Reno Mural Festival - End Day 1



While the muralists were getting ready for another long, hot day, the sun was painting its own murals across Reno.

All the muralists made amazing progress last night and today in spite of the heat. Apparently there are five judges and it will be “brushes down” at 10:00 am tomorrow. I wouldn’t want to be one of the judges. This is an amazing group of artists and choosing one would be torture.

People’s choice award voting will happen all day tomorrow at the ArtFest booth in front of the murals on the walls of Circus Circus. The last picture taken for each artist is shown by their names. Some are close to being finished; some will still change significantly.

David Puck - “Imagination"
Instagram @DavidPuckArtist 
@davidpuckartist

“To the eyes of imagination, Nature is Imagination itself.” — William Blake

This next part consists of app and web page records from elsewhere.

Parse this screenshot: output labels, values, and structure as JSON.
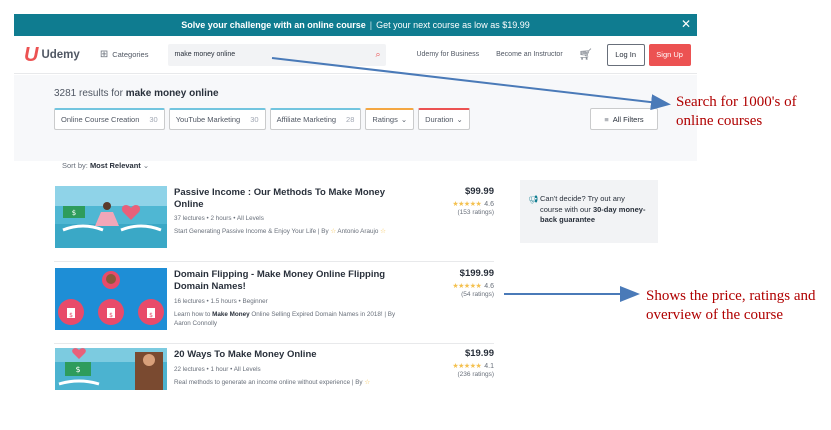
{
  "banner": {
    "bold_text": "Solve your challenge with an online course",
    "separator": "|",
    "rest_text": "Get your next course as low as $19.99",
    "close_glyph": "✕"
  },
  "nav": {
    "logo_mark": "U",
    "logo_word": "Udemy",
    "categories_label": "Categories",
    "search_value": "make money online",
    "business_label": "Udemy for Business",
    "instructor_label": "Become an Instructor",
    "login_label": "Log In",
    "signup_label": "Sign Up"
  },
  "filters": {
    "results_prefix": "3281 results for ",
    "results_query": "make money online",
    "chips": [
      {
        "label": "Online Course Creation",
        "count": "30"
      },
      {
        "label": "YouTube Marketing",
        "count": "30"
      },
      {
        "label": "Affiliate Marketing",
        "count": "28"
      },
      {
        "label": "Ratings",
        "caret": "⌄"
      },
      {
        "label": "Duration",
        "caret": "⌄"
      }
    ],
    "all_filters_label": "All Filters"
  },
  "sort": {
    "prefix": "Sort by: ",
    "value": "Most Relevant",
    "caret": "⌄"
  },
  "courses": [
    {
      "title": "Passive Income : Our Methods To Make Money Online",
      "lectures": "37 lectures",
      "hours": "2 hours",
      "level": "All Levels",
      "desc_pre": "Start Generating Passive Income & Enjoy Your Life | By ",
      "desc_bold": "",
      "desc_post": "Antonio Araujo",
      "price": "$99.99",
      "stars": "★★★★★",
      "rating": "4.6",
      "ratings_count": "(153 ratings)",
      "rating_value": 4.6
    },
    {
      "title": "Domain Flipping - Make Money Online Flipping Domain Names!",
      "lectures": "16 lectures",
      "hours": "1.5 hours",
      "level": "Beginner",
      "desc_pre": "Learn how to ",
      "desc_bold": "Make Money",
      "desc_post": " Online Selling Expired Domain Names in 2018! | By Aaron Connolly",
      "price": "$199.99",
      "stars": "★★★★★",
      "rating": "4.6",
      "ratings_count": "(54 ratings)",
      "rating_value": 4.6
    },
    {
      "title": "20 Ways To Make Money Online",
      "lectures": "22 lectures",
      "hours": "1 hour",
      "level": "All Levels",
      "desc_pre": "Real methods to generate an income online without experience | By ",
      "desc_bold": "",
      "desc_post": "",
      "price": "$19.99",
      "stars": "★★★★★",
      "rating": "4.1",
      "ratings_count": "(236 ratings)",
      "rating_value": 4.1
    }
  ],
  "guarantee": {
    "line1": "Can't decide? Try out any course with our ",
    "bold": "30-day money-back guarantee"
  },
  "annotations": {
    "search": "Search for 1000's of online courses",
    "price": "Shows the price, ratings and overview of the course"
  },
  "colors": {
    "banner": "#0f7c90",
    "brand": "#ec5252",
    "annotation": "#b00000",
    "arrow": "#4a7ab8"
  }
}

Artist bio: David Puck is a figurative painter and muralist, working in spray paint & oil. Originally from England, they are currently based in California. Through colorful abstracted portraits, their work explores queer experience and mental health. They are inspired by the balance and interaction of opposing forces - realism and abstraction, narrative and obfuscation, joy and melancholy. They have an academic background in Queer History from The University of Oxford, and is currently studying towards working in mental health support. Collectors include Mayim Bialik (TV's Big Bang Theory) and brand Hank&Henry Beauty. Their supporters include drag icons Jinkx Monsoon, Mayhem Miller and Delta Work. Notable mural projects include NYC World Pride, Wide Open Walls festival, Art Share LA, and Meeting Of Styles - so far they have painted murals in eight countries - from Nicaragua to Germany. They are represented by Art Attack SF for the Bay Area CA, and exhibit internationally. 

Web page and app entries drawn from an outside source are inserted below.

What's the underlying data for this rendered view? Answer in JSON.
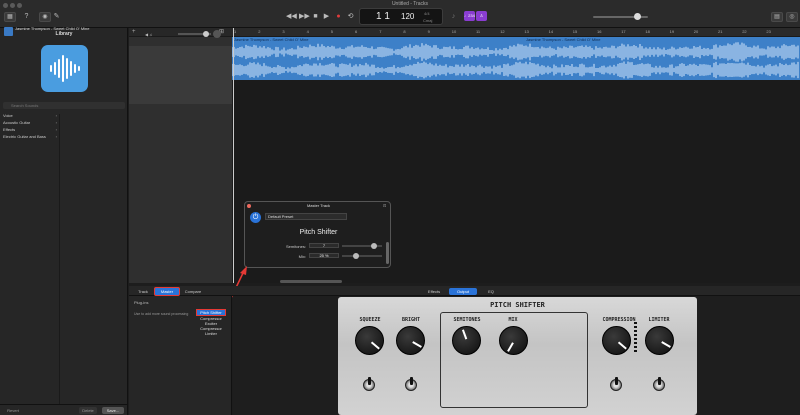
{
  "window": {
    "title": "Untitled - Tracks"
  },
  "transport": {
    "lcd_bar_beat": "1  1",
    "lcd_tempo": "120",
    "lcd_sig_top": "4/4",
    "lcd_key": "Cmaj",
    "count_in_label": "♩234",
    "mode_icon": "tuner-icon"
  },
  "library": {
    "title": "Library",
    "search_placeholder": "Search Sounds",
    "items": [
      {
        "label": "Voice"
      },
      {
        "label": "Acoustic Guitar"
      },
      {
        "label": "Effects"
      },
      {
        "label": "Electric Guitar and Bass"
      }
    ],
    "revert_label": "Revert",
    "delete_label": "Delete",
    "save_label": "Save..."
  },
  "track": {
    "name": "Jasmine Thompson - Sweet Child O' Mine",
    "region_left": "Jasmine Thompson - Sweet Child O' Mine",
    "region_right": "Jasmine Thompson - Sweet Child O' Mine"
  },
  "ruler": {
    "ticks": [
      "1",
      "2",
      "3",
      "4",
      "5",
      "6",
      "7",
      "8",
      "9",
      "10",
      "11",
      "12",
      "13",
      "14",
      "15",
      "16",
      "17",
      "18",
      "19",
      "20",
      "21",
      "22",
      "23"
    ]
  },
  "plugin_window": {
    "title": "Master Track",
    "preset": "Default Preset",
    "heading": "Pitch Shifter",
    "semitones_label": "Semitones:",
    "semitones_value": "7",
    "mix_label": "Mix:",
    "mix_value": "25 %"
  },
  "smart_controls": {
    "tabs_left": [
      "Track",
      "Master",
      "Compare"
    ],
    "tabs_right": [
      "Effects",
      "Output",
      "EQ"
    ],
    "plugins_heading": "Plug-ins",
    "plugins_hint": "Use to add more sound processing",
    "plugin_list": [
      "Pitch Shifter",
      "Compressor",
      "Exciter",
      "Compressor",
      "Limiter"
    ]
  },
  "pedal": {
    "title": "PITCH SHIFTER",
    "knobs": [
      "SQUEEZE",
      "BRIGHT",
      "SEMITONES",
      "MIX",
      "COMPRESSION",
      "LIMITER"
    ]
  },
  "colors": {
    "accent": "#3d80c8",
    "purple": "#8a3dd1",
    "highlight": "#e53935"
  }
}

-----


Eric Weatherford - "Fat Bird"
OddWall Painting, Decatur, Ill
@oddwallpainting

After receiving his BA in Studio Art from Millikin University in Decatur IL, Eric has been doing freelance painting and design throughout the Central Illinois area. He has painted murals all across the Midwest, designed logos for local businesses, displayed his paintings at galleries all over the nation, and has now created ODDWALL Painting to bring his creative talent to those looking to take their business or home to the next level.
----

Ivan Roque - “The Price of Royalty"
@ivanjroque

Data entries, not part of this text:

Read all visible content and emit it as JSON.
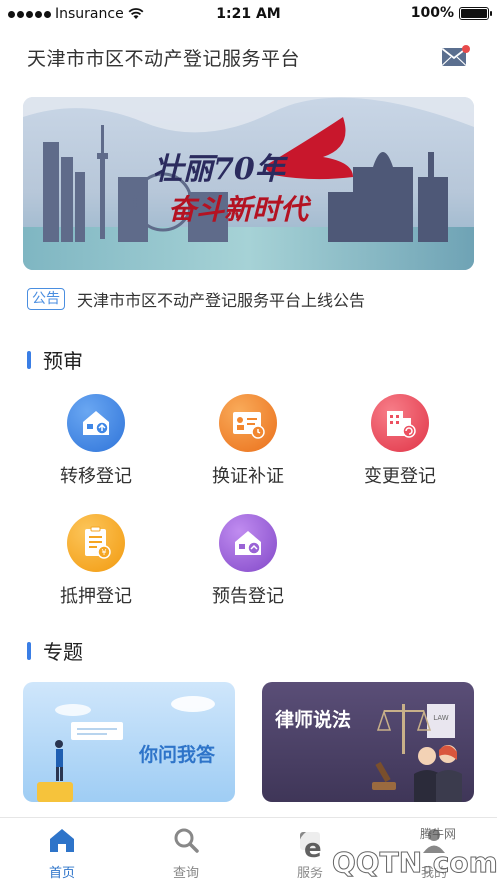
{
  "status_bar": {
    "carrier": "Insurance",
    "time": "1:21 AM",
    "battery": "100%",
    "battery_level": 1.0
  },
  "header": {
    "title": "天津市市区不动产登记服务平台",
    "mail_icon": "mail-icon"
  },
  "banner": {
    "line1": "壮丽70年",
    "line2": "奋斗新时代"
  },
  "notice": {
    "tag": "公告",
    "text": "天津市市区不动产登记服务平台上线公告"
  },
  "sections": {
    "preview": {
      "title": "预审"
    },
    "topics": {
      "title": "专题"
    }
  },
  "services": [
    {
      "label": "转移登记",
      "icon": "house-transfer-icon",
      "color": "#3f87e6"
    },
    {
      "label": "换证补证",
      "icon": "certificate-icon",
      "color": "#f2872f"
    },
    {
      "label": "变更登记",
      "icon": "building-change-icon",
      "color": "#ec5060"
    },
    {
      "label": "抵押登记",
      "icon": "mortgage-document-icon",
      "color": "#f5a623"
    },
    {
      "label": "预告登记",
      "icon": "house-notice-icon",
      "color": "#9a63d6"
    }
  ],
  "topics": [
    {
      "title": "你问我答"
    },
    {
      "title": "律师说法"
    }
  ],
  "tabs": [
    {
      "label": "首页",
      "icon": "home-icon",
      "active": true
    },
    {
      "label": "查询",
      "icon": "search-icon",
      "active": false
    },
    {
      "label": "服务",
      "icon": "service-icon",
      "active": false
    },
    {
      "label": "我的",
      "icon": "user-icon",
      "active": false
    }
  ],
  "watermark": {
    "site": "QQTN.com",
    "tag": "腾牛网"
  },
  "colors": {
    "accent": "#3a7ee5",
    "tab_active": "#2e74c9"
  }
}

Ivan is a prolific muralist focusing on contemporary metaphorical themes in nature. He uses an unusual form of grid which we decided to call a "doodle grid.” Grids tend to be mathematical and linear. Ivan’s grid is loose, uses symbols placed in a somewhat chaotic form on the wall, and as Ivan says, “It’s fun." The sketch is then transferred to wall using the  grid. 

                                                                              ----

Rafael Blanco - “Frida”

Painter, muralist and Art Professor at Feather River College in Quincy, California.



 

----
 
Kate O’Hara - “Crab"
Interview: 
@kateoharaillustration 
 Interview:

I'm a freelance Illustrator living in Reno, Nevada. I graduated from the University of the Arts in Philadelphia with a BFA in illustration and typography. I'm currently available for projects, please contact me at kateoharaillustration@gmail.com.

----

Melissa Ghiglieri - “Bear”
Instagram: @mel.ghig










----

Jiminai - 
@jiminai

Muralist inspired by all things Japanese.